Your Advice Monster’s last persona is Control-It, which tricks you into thinking you have to stay in control always, no matter what. It seduces you with the idea that it’s possible to handle everything yourself and won’t let you share power. This one usually has a hard time letting go, comes with megalomania, and makes you think you’re the only thing in the way of chaos.
Lesson 2: Practicing these skills becomes easier when you use the power of priming, repetition, and enjoyment.
Alright, so we’ve got it all out there on the table and now it’s time to learn how to beat these monsters.
In the Olympics, you often see athletes with headphones in before the big event. They’re not just enjoying their tunes or silencing the crowd. They’re getting into the zone, or priming.
Richard Thaler discusses this in Nudge. it simply means setting yourself up for success with cues. To make this work for you when trying to listen better, you might try repeating a mantra like “slow down” before speaking.
The Art Of Learning is another book that Stanier references when talking about how to practice well. Applying the principles it teaches to giving advice, he suggests you should break listening down to the smallest possible pieces.
Then, pick just one to focus on and repeat it. It’s not about getting 10,000 hours necessarily, it’s more about how many repetitions you do that determines whether you’ll become a master or not.
And finally, Stanier mentions The Power of Habit and Atomic Habits as sources to look for tips on practicing correctly. The biggest lesson he brings out is to take advantage of the cue-routine-reward loop by making practice enjoyable.
You can do this by asking the person how useful the advice you’ve given was for them at the end of your conversation. Asking this will help you see what’s going well, which will make the process more fun. Find other ways to celebrate also!
Lesson 3: Use three skills to be generous when talking with others.
You might think of generosity as just giving stuff to people, but it’s much deeper than that. It really means having an attitude of open-heartedness and being willing to accept others and see the best in them and in the situation.
To become more generous in your conversations, Stanier suggests breaking it down into three components:
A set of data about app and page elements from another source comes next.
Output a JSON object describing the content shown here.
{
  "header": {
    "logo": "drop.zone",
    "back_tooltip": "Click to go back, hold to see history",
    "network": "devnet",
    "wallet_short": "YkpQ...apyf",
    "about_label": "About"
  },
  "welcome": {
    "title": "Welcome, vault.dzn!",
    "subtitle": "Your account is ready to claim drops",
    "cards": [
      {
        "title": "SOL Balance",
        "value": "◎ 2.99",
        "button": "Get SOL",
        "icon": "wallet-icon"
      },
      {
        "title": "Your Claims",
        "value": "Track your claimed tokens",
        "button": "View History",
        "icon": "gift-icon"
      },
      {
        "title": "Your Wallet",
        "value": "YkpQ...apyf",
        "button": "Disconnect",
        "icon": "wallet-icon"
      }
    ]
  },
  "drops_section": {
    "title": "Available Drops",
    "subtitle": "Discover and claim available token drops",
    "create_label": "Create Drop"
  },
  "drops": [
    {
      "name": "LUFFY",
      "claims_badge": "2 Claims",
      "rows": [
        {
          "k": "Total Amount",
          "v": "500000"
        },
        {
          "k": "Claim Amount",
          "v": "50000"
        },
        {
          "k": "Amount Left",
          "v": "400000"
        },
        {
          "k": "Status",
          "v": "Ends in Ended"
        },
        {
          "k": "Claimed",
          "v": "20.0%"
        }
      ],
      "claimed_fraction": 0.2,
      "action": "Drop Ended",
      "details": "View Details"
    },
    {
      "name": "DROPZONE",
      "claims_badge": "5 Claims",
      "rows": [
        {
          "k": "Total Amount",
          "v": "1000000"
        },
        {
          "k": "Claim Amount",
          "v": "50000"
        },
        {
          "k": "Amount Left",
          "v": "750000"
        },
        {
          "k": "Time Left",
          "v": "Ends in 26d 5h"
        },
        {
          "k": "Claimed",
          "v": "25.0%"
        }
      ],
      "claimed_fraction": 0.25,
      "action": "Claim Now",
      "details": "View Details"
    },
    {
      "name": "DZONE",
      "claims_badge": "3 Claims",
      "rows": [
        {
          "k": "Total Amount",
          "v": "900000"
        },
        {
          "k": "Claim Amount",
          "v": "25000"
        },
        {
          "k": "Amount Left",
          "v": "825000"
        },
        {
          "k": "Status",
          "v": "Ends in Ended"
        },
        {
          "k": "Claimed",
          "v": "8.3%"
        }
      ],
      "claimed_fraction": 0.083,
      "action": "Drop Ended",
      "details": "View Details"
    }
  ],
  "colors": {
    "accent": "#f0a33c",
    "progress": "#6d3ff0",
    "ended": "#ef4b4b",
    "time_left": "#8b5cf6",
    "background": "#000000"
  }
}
A few years back I was in a class about teaching. They mentioned how important pausing after asking a question is, and that you should give at least eight seconds of silence before saying anything.
I tried that myself and it was hard at first, but it works wonders because it gives people time to organize their thoughts and share them. You might feel anxious about it at first, but as you begin to be willing you’ll soon be able to be generous in your offerings of silence.
Next comes transparency. You do this by being willing to share how the conversation is going for you. Check-in with yourself to see if you’re getting bored or lost and find appropriate ways to communicate this to the other person.
Appreciation is last and is one that we all need to be more generous with. This means you have to actually open your mouth and share compliments with others instead of keeping them inside. Anxiety is common when trying this at first, but start small and you’ll succeed!
The Advice Trap Review
Wow, what an amazing book!! The Advice Trap has got to be one of my new favorites, it’s tips are just what I needed because I’m the kind of person who gives too much advice. I love how actionable the suggestions it gives are, especially that it shares some really excellent ways to make practicing easier!
Who would I recommend The Advice Trap summary to?
The 57-year-old who talks too much about themselves and never asks people questions about themselves, the 35-year-old coach that wants to learn how to communicate with their clients better, and anyone who chimes in to share advice without really trying to understand whenever someone around them mentions a problem.